PROBLEM STATEMENT: Could you return every record below exactly as it is written?

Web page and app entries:
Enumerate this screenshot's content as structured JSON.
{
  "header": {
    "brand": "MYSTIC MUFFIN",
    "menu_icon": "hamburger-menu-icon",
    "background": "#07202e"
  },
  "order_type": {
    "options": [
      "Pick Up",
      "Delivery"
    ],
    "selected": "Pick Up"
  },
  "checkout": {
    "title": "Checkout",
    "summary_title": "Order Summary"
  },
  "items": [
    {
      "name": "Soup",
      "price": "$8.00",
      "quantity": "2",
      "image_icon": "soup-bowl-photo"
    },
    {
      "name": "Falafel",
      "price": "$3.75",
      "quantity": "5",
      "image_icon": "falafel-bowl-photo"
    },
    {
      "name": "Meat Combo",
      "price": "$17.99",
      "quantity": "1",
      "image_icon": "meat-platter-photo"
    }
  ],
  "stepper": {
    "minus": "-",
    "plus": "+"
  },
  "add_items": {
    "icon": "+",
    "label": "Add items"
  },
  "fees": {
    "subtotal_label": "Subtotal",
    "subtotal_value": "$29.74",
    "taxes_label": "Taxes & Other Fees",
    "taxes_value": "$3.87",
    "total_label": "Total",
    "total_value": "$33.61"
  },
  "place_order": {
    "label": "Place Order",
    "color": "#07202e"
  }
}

SOLUTION TO THE EXERCISE:
Enumerate this screenshot's content as structured JSON.
{
  "header": {
    "brand": "MYSTIC MUFFIN",
    "menu_icon": "hamburger-menu-icon",
    "background": "#07202e"
  },
  "order_type": {
    "options": [
      "Pick Up",
      "Delivery"
    ],
    "selected": "Pick Up"
  },
  "checkout": {
    "title": "Checkout",
    "summary_title": "Order Summary"
  },
  "items": [
    {
      "name": "Soup",
      "price": "$8.00",
      "quantity": "2",
      "image_icon": "soup-bowl-photo"
    },
    {
      "name": "Falafel",
      "price": "$3.75",
      "quantity": "5",
      "image_icon": "falafel-bowl-photo"
    },
    {
      "name": "Meat Combo",
      "price": "$17.99",
      "quantity": "1",
      "image_icon": "meat-platter-photo"
    }
  ],
  "stepper": {
    "minus": "-",
    "plus": "+"
  },
  "add_items": {
    "icon": "+",
    "label": "Add items"
  },
  "fees": {
    "subtotal_label": "Subtotal",
    "subtotal_value": "$29.74",
    "taxes_label": "Taxes & Other Fees",
    "taxes_value": "$3.87",
    "total_label": "Total",
    "total_value": "$33.61"
  },
  "place_order": {
    "label": "Place Order",
    "color": "#07202e"
  }
}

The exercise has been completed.